I was eating a burrito outside the Hyde Park Chipotle when a sophisticated-looking couple approached: a woman with long blonde hair wearing huge sunglasses (although it was 9:30 p.m.) and an adorable little white dog, its eyes and nose like black buttons amid its waves of fur.
After hearing about how the white Maltese of billionaire Leona Helmsley inherited $12 million, I wondered how this local dog, which looked fairly similar, would spend that kind of money.

Cincinnati may be less expensive than where Helmsley’s dog will live, but — as we explore in this month’s Executive Living feature — there are plenty of luxury resorts and boutiques where  a pooch can splurge. I pictured the dog cruising over the Roebling Bridge with its head out a limo window, hitting Wiggly Field with celebrity friends (maybe Nick Lachey’s dog?), and dining from Montgomery Inn doggie bags.
But what if it didn’t blow all thatmoney in its lifetime? Having no puppies (or pets) of its own, would it leave some money to charity?
After all, there are a lot of less fortunate dogs here. SPCA Cincinnati receives about 18,500 animals each year, says Operations Manager Andy Mahlman. About half of them are lost, while the other half are turned in by owners.

Mahlman says Cincinnati is similar to most municipalities nationwide in pet over-population. Each year in this country, 6-8 million cats and dogs enter shelters and 3-4 million are euthanatized by shelters, according to the U.S. Humane Society’s website.
The little white dog sitting under the Chipotle table might like to have an animal shelter built in its name if it were a millionaire, I thought. Suddenly, it noticed another canine walking down the sidewalk and went berserk, pulling the chair it was tied to across the patio, yelping and wiggling uncontrollably. It strained against its collar, gasping for air as its owner held it back … maybe not as demure a socialite as I had been imagining.

“A dog’s requirements are pretty simple, but the person that’s on the end of the leash is the one that’s paying the bills,” jokes Deana Scott, owner of the Sundance Pet Resort in Independence. “I don’t see any dogs with checking accounts.”
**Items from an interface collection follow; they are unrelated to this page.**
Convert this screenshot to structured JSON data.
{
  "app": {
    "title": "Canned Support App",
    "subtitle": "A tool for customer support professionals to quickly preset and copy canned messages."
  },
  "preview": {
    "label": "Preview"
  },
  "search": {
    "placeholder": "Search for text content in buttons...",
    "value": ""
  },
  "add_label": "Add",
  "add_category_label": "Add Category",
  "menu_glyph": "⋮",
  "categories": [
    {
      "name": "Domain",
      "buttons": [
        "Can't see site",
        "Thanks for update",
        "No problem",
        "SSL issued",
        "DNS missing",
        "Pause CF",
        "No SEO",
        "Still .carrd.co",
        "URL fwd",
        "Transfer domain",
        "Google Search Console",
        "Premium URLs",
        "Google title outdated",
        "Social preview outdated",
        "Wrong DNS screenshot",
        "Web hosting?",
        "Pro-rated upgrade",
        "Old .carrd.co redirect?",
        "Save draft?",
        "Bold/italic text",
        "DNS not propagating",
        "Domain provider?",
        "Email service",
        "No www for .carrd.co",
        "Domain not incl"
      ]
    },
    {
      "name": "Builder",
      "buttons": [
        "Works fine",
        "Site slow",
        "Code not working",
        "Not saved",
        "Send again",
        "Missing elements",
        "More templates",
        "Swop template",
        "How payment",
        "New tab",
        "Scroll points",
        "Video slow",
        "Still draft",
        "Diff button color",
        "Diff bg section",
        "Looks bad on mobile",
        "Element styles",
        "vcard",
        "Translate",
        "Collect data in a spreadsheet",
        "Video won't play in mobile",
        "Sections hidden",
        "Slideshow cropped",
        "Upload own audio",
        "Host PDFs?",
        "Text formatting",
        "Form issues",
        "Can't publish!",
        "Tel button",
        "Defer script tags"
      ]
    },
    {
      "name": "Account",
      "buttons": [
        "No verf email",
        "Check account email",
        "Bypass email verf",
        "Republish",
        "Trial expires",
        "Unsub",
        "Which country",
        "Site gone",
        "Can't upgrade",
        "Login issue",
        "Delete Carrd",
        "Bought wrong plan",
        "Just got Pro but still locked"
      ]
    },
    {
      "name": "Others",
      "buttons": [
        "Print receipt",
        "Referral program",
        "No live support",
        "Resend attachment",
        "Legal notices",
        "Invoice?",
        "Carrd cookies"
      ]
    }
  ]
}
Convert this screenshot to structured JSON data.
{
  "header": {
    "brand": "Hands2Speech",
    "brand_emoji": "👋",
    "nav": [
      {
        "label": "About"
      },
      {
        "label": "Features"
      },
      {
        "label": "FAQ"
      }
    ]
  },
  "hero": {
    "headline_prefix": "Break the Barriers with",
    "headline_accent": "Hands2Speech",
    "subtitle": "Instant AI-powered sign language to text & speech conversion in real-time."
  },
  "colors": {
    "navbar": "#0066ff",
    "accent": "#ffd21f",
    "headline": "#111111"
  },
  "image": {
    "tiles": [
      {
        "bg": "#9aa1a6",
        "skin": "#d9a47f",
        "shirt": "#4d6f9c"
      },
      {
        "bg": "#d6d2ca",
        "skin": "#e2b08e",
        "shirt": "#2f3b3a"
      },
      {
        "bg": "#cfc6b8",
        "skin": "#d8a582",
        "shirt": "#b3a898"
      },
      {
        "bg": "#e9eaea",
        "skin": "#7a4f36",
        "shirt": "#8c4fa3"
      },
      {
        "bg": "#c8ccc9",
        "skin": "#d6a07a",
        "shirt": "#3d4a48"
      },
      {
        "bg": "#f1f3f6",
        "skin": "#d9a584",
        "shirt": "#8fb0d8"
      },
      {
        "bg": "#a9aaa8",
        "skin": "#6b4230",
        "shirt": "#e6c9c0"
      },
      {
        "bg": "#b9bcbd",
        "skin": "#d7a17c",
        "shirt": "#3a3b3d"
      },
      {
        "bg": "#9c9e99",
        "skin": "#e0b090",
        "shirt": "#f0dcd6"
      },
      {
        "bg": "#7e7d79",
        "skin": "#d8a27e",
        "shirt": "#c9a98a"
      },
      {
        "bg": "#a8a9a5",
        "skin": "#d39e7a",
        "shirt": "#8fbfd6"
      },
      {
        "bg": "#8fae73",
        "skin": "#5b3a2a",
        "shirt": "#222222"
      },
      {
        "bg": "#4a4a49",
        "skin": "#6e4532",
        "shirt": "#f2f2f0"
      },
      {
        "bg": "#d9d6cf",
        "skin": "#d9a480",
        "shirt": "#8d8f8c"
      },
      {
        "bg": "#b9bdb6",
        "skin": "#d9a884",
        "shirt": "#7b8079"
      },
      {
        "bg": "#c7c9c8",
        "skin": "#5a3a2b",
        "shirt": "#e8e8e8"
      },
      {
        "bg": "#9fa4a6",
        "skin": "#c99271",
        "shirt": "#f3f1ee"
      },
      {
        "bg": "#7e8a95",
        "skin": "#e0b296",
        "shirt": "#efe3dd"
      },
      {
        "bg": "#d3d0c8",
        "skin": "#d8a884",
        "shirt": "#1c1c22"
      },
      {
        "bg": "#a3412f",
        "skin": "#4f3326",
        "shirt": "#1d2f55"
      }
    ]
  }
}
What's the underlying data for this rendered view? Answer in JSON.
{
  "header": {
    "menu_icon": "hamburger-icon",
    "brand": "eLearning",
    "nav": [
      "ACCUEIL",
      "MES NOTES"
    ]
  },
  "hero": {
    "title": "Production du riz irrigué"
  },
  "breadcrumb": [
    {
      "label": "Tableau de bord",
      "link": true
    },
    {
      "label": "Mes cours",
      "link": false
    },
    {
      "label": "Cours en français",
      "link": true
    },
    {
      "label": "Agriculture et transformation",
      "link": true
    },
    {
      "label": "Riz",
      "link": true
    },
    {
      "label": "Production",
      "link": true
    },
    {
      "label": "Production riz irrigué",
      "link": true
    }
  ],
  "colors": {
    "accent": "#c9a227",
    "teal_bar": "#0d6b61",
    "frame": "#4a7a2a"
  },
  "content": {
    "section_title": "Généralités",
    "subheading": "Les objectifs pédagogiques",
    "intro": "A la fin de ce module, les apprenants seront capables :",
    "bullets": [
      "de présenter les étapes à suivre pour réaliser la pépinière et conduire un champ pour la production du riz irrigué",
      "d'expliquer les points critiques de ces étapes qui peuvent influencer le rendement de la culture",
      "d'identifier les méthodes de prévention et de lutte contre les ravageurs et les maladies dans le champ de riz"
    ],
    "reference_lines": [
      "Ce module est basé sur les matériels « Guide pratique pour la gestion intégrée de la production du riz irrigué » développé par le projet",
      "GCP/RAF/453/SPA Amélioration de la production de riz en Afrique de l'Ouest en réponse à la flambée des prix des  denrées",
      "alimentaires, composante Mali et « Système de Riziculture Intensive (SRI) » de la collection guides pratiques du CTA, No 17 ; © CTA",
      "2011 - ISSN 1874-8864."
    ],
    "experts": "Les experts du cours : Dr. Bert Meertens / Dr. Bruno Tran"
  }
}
Researching this feature, I heard dogs referred to as “furry children” and “spoiled family members.” You obviously love pets and understand their need for exercise and companionship.  To express that love, go ahead and buy yours a jewel-encrusted collar. But also consider supporting or adopting from an animal shelter and “fixing” your pet to help control the local animal population.